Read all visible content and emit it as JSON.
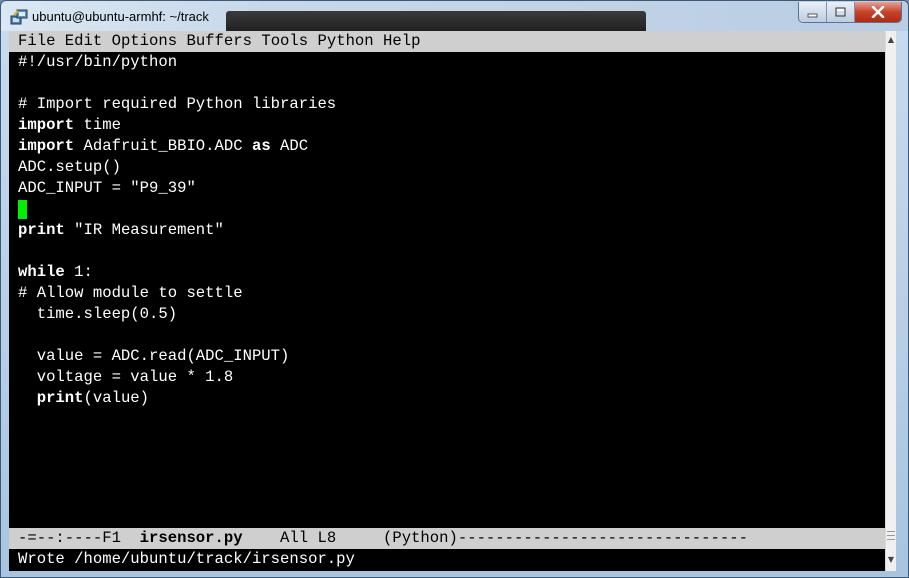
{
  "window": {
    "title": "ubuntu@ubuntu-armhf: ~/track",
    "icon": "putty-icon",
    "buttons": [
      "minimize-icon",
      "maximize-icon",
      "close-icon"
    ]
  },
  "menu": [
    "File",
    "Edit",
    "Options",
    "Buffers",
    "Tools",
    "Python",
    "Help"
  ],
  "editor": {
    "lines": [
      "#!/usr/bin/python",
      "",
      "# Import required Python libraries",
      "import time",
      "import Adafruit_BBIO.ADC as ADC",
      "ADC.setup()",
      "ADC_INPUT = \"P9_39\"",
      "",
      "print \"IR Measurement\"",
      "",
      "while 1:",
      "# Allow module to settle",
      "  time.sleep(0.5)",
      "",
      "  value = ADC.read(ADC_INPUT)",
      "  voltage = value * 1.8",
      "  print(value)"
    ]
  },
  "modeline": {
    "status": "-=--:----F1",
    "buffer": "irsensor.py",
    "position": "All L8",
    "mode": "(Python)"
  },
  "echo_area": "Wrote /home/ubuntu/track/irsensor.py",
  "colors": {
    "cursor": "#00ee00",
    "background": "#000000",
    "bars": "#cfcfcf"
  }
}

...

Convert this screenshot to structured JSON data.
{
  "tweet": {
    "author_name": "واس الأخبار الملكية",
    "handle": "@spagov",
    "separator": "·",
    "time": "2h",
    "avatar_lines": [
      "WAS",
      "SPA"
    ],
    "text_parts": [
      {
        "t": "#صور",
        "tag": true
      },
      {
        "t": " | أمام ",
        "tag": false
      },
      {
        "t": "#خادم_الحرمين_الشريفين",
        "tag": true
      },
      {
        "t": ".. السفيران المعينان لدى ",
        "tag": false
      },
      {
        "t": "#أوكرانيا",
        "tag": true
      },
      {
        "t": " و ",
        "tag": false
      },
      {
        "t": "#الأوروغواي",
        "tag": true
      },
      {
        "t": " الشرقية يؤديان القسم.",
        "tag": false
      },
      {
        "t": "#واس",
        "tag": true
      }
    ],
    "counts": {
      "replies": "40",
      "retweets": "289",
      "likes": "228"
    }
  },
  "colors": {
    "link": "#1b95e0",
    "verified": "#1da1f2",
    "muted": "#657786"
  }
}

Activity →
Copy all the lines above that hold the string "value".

Answer to this task →
      "  value = ADC.read(ADC_INPUT)",
      "  voltage = value * 1.8",
      "  print(value)"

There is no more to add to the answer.